If you write down your password and keep it in your wallet with your cash and do not write down your username or a hostname on it it is far less likely that someone can do something bad with it than if you don't write it down but choose a simplistic password. Hash cracking is the much larger threat than someone stealing your wallet and using your password.

And of course never use the same password twice or on different sites etc.

  • 2
    So if you lose your wallet or have it stolen, then whoever gets the measly $50 you left in there will also now have access to your bank account with your life savings? Great idea... it's not like omitting the user name is going to help much either, because your wallet also contains your ID, banks cards, etc., so they can find out exactly who you are and where you have accounts (and probably call up their customer support and convince them that they "forgot my user name"...)
    – Aaronaught
    Feb 21, 2015 at 23:22
  • 1
    @Aaronaught There's a trivial remedy. Add something you can easily remember to the written-down passwords. It may be the same thing for all passwords. So with your passwords being D.8frA+qH5YV, D.8fLJ27z_=+ and D.8f#y;QJP{4, I don't think that the thief will get much success without the first four characters. If the thief is an unrelated person, then the risk that they know your prefix or succeed cracking it is low.
    – maaartinus
    Jun 9, 2017 at 13:08
  • Try cracking which example password? Have you tried John the Ripper on it?
    – NH.
    Nov 21, 2017 at 18:27

For me, it became so complicated to create and manage passwords, I researched and tested about 6-7 password managers and settled on a good one that was easy to use, backup, sync, etc. and am so glad I finally took the plunge.

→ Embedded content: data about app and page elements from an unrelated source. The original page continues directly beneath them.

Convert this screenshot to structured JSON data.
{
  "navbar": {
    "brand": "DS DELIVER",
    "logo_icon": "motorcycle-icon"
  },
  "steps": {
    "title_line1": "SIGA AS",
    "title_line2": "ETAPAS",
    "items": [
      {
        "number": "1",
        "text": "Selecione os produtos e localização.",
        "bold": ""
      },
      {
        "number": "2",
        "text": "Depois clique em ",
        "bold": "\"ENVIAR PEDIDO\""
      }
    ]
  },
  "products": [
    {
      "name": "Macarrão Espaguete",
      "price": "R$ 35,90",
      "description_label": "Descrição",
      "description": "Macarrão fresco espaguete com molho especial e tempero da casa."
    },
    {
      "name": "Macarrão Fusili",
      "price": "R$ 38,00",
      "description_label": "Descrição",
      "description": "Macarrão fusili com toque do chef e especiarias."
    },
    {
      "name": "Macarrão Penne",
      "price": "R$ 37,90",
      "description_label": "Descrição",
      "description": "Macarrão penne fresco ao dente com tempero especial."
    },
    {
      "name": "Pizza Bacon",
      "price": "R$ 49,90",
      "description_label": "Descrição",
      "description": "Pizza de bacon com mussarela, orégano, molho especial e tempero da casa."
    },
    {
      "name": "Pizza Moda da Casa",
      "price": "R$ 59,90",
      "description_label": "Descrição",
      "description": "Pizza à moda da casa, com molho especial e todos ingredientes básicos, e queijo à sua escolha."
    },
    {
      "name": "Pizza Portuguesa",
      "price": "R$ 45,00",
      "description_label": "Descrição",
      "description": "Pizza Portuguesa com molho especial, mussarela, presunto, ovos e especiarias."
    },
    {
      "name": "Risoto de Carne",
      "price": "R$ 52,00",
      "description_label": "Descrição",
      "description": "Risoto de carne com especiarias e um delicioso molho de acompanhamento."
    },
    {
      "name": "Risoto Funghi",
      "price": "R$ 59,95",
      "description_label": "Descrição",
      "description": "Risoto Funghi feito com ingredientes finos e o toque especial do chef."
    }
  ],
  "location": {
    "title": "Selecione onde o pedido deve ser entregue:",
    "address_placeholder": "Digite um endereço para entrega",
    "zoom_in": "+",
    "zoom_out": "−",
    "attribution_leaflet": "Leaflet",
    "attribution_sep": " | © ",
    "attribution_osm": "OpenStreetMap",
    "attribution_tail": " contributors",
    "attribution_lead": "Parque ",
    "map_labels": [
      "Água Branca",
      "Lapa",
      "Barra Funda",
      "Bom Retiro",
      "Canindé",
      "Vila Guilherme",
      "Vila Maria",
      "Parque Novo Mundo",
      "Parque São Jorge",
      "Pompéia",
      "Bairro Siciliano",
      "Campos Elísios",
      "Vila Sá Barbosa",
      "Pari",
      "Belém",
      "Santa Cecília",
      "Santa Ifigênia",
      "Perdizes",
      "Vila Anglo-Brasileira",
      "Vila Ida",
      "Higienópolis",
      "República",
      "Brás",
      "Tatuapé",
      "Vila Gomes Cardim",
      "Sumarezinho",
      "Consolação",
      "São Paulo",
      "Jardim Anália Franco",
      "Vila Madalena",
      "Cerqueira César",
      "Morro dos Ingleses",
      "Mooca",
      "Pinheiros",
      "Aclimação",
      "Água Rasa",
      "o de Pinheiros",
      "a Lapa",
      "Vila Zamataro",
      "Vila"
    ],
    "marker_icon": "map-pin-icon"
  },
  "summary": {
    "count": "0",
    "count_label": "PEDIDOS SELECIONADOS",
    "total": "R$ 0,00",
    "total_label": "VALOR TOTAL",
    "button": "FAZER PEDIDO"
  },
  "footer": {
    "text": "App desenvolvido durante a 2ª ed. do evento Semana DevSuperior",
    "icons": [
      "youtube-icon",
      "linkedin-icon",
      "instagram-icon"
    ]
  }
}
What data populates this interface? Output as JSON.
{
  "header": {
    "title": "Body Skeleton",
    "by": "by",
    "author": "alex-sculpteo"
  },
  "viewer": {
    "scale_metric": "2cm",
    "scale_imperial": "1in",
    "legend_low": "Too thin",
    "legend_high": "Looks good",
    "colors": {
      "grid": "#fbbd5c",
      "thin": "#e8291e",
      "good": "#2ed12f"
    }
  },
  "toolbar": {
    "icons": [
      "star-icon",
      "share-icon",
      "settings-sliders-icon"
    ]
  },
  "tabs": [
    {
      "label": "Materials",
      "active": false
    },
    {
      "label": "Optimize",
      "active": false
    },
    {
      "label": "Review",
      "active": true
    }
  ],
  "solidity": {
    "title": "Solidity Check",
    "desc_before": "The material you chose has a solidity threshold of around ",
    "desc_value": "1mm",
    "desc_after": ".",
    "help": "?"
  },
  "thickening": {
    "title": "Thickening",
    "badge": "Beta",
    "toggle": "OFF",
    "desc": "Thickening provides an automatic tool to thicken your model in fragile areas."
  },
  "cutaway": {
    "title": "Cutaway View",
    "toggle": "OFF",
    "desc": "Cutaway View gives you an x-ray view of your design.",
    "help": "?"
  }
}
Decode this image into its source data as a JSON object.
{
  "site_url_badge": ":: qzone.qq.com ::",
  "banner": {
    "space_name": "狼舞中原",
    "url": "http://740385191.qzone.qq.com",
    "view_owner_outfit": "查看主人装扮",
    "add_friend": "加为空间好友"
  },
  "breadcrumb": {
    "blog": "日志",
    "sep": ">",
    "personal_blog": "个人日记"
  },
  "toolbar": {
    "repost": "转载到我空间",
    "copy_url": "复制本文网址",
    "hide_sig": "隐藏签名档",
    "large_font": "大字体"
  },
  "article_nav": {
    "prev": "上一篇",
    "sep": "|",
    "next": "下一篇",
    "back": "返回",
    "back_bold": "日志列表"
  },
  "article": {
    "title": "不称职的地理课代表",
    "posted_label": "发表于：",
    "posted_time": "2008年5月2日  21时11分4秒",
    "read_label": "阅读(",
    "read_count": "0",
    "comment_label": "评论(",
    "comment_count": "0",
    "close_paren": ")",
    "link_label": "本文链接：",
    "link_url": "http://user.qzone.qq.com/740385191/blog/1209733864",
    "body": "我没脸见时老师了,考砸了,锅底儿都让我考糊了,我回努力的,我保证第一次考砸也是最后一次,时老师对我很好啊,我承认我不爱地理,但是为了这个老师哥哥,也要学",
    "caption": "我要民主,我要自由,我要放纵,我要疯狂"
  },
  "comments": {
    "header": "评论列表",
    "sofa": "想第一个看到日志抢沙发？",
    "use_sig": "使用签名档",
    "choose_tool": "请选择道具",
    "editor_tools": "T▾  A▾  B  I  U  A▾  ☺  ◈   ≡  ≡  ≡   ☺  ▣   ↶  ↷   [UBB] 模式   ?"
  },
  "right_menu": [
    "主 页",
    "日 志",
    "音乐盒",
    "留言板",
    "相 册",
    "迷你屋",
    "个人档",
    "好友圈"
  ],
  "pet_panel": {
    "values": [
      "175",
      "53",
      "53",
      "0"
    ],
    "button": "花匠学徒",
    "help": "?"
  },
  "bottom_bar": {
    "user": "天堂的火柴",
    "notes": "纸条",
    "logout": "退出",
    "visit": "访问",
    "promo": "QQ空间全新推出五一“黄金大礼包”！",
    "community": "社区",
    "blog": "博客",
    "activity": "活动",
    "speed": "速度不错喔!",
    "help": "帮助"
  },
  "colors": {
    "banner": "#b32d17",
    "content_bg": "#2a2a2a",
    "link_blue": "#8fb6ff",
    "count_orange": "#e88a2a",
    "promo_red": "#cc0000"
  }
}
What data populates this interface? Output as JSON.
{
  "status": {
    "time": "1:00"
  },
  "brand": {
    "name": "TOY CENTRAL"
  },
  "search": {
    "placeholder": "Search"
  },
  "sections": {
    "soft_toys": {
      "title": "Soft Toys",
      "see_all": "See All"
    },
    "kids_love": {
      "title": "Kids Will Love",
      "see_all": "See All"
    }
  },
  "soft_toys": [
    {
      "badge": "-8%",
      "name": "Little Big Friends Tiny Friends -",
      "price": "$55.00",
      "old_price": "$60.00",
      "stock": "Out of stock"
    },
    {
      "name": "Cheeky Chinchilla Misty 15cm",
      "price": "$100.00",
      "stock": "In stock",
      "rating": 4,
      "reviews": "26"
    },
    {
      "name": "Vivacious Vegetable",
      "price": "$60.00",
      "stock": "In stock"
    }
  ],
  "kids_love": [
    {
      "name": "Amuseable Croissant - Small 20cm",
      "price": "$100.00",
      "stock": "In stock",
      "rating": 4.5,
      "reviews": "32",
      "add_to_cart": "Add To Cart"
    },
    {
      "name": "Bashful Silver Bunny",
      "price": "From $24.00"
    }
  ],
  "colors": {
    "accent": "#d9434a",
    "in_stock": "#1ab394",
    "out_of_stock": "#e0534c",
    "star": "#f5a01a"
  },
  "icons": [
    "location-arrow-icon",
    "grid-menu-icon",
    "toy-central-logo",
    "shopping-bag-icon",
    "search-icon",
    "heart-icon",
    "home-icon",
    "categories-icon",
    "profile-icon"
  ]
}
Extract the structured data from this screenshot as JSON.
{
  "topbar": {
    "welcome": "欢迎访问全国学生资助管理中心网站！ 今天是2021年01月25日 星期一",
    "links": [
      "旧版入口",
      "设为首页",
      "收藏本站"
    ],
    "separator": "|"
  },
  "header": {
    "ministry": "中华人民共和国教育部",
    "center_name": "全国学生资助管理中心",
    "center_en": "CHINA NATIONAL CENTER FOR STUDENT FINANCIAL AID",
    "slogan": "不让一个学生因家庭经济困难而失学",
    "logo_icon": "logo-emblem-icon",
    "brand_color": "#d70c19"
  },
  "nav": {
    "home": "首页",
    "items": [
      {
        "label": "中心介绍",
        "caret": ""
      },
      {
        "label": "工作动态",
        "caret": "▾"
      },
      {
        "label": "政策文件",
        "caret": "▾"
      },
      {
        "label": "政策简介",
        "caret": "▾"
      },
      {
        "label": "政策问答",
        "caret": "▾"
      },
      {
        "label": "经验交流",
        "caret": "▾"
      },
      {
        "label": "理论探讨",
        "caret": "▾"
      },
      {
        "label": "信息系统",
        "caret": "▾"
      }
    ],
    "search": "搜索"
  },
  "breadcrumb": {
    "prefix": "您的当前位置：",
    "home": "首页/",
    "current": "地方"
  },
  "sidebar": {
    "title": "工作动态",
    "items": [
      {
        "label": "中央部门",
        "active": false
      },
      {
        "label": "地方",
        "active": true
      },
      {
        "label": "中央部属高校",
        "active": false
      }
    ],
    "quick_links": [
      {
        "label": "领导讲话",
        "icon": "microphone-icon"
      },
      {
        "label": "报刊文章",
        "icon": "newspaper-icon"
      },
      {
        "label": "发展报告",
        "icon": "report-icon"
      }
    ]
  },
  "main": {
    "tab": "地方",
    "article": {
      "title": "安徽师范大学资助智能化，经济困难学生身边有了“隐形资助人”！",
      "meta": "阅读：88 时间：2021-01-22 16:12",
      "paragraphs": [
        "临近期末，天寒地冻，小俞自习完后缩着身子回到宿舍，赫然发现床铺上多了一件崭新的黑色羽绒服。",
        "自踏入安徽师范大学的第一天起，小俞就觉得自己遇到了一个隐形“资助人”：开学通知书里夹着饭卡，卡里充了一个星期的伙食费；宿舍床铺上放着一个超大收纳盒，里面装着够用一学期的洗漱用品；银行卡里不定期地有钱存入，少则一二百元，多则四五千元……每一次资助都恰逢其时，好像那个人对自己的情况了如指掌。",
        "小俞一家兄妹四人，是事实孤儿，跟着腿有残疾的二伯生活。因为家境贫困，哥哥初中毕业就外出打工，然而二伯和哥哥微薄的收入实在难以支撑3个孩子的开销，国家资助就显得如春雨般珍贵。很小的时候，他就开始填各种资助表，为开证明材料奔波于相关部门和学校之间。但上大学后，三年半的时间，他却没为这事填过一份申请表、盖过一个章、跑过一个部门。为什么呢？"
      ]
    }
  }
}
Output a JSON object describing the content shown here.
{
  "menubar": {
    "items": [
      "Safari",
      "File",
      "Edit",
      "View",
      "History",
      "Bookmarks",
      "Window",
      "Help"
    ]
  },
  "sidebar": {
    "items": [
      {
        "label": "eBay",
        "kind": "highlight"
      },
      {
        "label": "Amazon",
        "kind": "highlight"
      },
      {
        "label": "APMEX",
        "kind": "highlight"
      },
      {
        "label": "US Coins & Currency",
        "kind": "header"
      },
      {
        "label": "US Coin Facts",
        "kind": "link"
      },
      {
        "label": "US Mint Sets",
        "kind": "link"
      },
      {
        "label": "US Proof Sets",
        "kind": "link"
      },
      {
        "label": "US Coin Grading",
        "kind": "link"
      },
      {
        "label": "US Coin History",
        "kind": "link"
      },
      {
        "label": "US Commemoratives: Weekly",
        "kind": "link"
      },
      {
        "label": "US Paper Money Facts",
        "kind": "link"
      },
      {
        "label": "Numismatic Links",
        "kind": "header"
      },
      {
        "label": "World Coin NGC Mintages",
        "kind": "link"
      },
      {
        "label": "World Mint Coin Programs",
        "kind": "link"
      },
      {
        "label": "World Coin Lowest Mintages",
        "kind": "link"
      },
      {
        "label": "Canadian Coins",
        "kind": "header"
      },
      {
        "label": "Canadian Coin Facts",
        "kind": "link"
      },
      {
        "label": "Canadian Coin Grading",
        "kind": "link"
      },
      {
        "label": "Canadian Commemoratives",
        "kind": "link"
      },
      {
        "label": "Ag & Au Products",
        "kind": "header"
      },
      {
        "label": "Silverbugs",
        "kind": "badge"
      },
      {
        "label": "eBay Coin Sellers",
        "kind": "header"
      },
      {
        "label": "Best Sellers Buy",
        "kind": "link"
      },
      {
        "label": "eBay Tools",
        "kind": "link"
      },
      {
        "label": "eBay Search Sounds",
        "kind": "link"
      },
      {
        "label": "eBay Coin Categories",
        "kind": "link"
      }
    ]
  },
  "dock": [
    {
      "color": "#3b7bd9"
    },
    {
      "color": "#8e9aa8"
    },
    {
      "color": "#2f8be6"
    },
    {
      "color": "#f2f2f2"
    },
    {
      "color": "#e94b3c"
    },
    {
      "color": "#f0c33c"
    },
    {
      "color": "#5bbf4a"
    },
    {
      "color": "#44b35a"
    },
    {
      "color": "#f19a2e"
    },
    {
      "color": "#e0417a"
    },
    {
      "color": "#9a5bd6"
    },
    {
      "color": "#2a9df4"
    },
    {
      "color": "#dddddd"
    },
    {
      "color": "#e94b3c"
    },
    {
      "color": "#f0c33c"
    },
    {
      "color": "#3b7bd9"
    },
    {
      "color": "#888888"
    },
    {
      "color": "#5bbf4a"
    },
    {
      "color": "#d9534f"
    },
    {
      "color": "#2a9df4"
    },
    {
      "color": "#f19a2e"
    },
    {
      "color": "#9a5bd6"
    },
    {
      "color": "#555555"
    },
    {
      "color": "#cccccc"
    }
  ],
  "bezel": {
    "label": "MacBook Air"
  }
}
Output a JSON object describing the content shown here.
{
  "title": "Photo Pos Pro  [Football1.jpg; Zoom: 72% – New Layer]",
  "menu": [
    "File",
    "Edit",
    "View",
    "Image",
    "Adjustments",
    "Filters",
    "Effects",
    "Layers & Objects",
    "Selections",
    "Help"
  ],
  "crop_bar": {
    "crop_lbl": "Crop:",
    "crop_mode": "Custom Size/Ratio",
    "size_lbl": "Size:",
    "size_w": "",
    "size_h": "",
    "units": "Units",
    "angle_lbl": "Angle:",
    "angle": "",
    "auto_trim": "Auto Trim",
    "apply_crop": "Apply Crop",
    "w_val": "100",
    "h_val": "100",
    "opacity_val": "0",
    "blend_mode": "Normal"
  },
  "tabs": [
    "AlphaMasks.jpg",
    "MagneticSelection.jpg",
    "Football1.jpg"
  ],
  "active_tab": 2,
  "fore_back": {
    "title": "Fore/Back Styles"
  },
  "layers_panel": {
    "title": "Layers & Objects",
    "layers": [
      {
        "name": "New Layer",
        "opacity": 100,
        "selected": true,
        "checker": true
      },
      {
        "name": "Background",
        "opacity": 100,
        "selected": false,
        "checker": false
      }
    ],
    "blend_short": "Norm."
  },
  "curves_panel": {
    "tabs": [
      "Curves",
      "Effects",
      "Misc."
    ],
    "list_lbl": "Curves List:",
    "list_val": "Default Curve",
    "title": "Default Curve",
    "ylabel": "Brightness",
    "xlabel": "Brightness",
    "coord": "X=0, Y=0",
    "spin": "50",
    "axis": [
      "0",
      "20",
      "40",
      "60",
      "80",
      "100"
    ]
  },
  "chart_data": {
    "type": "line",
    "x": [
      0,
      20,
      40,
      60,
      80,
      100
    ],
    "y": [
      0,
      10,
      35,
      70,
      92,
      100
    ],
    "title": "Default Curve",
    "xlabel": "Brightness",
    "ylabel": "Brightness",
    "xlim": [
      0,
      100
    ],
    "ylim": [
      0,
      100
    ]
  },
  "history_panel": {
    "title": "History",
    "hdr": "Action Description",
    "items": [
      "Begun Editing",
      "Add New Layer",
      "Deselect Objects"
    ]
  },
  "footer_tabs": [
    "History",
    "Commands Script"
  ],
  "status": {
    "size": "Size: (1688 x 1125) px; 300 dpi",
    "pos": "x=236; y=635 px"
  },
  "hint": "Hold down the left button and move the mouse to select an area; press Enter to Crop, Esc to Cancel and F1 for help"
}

Is a typical password that is generated, then all I need to do is copy/paste as required. One big strong passphrase is all I need to remember. This totally simplified and fortified my password usage.


I think a better answer than just password complexity rules is to have one (or two) simple password rules and teach your organization good password creation paradigms. Here is and example I use personally.

The rules: 1. Passwords must be 12 characters or more. 2. Passwords must contain alpha, number, and special characters.

Paradigm 1: 1. Pick a favorite saying or poem. 2. Take the a consistent letter in each word (1st, 2nd, last...) of the poem as a part of your password. 3. Apply your choice of alphabet substitution (could be hacket leet e->3, a->@...) but make up one if you don't have it. 4. If you need different passwords for different systems, prepend or postpend an acronym for the system name spelled backwards (bank -> knab) to the password.

For an organization you can come up with several paradigms if you want, or paradigms that have different levels of security criteria.

Of course the paradigms might need a little bit better explanation, but in general the benefit of this way is:

  1. The "rules" are simple and can be quickly validated in UIs and other system components.
  2. Your user community is tends to be more compliant to creating more robust and difficult to crack passwords, because they now have the mental tools to do so.
  3. The recovery of passwords by the user is easier, and less risky (writing down of the actual password, vs. writing down the paradigm criteria).
  4. Users can create system specific passwords that are fairly difficult, but still remember-able.
  • 6
    If I had the rep here, this would be a -1. The paradigm you suggest compromises the password security. Security comes from the generation process. See this answer Any process that starts with "favorite" fails the "uses mammalian cognition to generate randomness" test. Any attacker who knows the process can then apply it to a collection of common quotes/1-8 word phrases and crack your password. Also read this article.
    – Eponymous
    Mar 14, 2014 at 16:31

Not the answer you're looking for? Browse other questions tagged or ask your own question.